First, take apart the barrel and stick the arbor ends into their respective holes. If both arbor ends stick in their barrel holes, it’s possible that the arbor (or barrel) is an incorrect replacement that got swapped in at some point. Such a problem is common for watches from back before parts were truly interchangeable.
More likely, though, the arbor sticks in only one end and not the other. If only one hole is too small—that is, the sideshake isn’t enough—you can slightly open the hole using your staking set.
Finally, I most often find that the arbor doesn’t stick in either hole yet binds when the barrel is assembled. This is a problem of endshake. The barrel is slightly distorted, causing it to pinch the arbor.
In The Watchmakers’ Staking Tool, Archie Perkins discussed a couple ways to increase the endshake (see page 39 of the book).
Most likely, the snap-on cap is cupped inward. If so, get a flat-faced hollow stump and a round-faced solid punch.
Just tap the cap to increase the endshake and reduce the inward cupping.
Alternately, you can assemble the arbor in the barrel and get a flat-faced hollow stump and flat-faced solid punch.
Just tap against the arbor in the direction that would reduce cupping.
Testing if the mainspring barrel spins freely takes just a moment and rules out one of the most vexing causes of low amplitude. If you don’t do this and get a watch running at 230 degrees dial up, you’ll run around in circles trying to troubleshoot the problem.

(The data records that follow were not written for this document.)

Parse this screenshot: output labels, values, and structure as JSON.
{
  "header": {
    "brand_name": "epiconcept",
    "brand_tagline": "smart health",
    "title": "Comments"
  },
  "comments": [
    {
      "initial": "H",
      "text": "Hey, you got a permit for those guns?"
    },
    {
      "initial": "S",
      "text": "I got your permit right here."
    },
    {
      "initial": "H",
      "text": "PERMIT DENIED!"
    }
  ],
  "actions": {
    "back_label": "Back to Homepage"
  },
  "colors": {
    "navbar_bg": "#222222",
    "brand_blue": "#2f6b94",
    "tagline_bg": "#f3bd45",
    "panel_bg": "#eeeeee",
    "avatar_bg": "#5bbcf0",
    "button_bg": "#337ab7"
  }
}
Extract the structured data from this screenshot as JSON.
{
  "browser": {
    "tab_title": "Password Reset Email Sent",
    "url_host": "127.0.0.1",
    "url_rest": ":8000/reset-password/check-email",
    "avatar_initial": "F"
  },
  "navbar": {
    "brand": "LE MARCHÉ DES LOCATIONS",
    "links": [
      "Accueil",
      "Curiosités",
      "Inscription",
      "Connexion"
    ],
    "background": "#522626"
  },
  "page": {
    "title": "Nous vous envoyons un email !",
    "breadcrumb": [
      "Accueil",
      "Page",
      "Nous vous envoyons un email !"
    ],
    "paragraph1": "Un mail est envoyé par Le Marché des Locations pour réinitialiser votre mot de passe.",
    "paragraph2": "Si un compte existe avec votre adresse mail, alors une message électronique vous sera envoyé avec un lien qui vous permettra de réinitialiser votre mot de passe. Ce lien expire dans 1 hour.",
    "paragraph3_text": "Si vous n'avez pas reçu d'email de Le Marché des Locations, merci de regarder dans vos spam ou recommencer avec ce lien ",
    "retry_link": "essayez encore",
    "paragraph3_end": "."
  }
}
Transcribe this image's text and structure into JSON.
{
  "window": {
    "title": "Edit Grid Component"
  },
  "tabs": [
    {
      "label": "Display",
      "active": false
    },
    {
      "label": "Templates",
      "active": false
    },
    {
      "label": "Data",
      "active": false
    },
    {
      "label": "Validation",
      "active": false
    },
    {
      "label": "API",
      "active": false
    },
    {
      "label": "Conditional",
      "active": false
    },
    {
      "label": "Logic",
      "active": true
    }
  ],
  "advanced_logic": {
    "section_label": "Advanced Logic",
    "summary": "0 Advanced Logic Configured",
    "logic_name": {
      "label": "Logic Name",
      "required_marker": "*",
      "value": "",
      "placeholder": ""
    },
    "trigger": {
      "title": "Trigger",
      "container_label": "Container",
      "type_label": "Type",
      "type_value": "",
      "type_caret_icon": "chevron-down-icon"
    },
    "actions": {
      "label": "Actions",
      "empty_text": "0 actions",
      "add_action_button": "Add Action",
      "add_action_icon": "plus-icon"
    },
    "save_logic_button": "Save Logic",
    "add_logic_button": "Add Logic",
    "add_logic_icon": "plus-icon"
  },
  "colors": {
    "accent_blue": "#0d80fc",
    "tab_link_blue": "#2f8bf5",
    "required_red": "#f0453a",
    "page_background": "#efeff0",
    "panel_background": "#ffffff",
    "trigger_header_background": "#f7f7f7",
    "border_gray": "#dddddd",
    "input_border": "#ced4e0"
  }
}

Good amplitude starts at the mainspring barrel, so scrub and spin that sucker.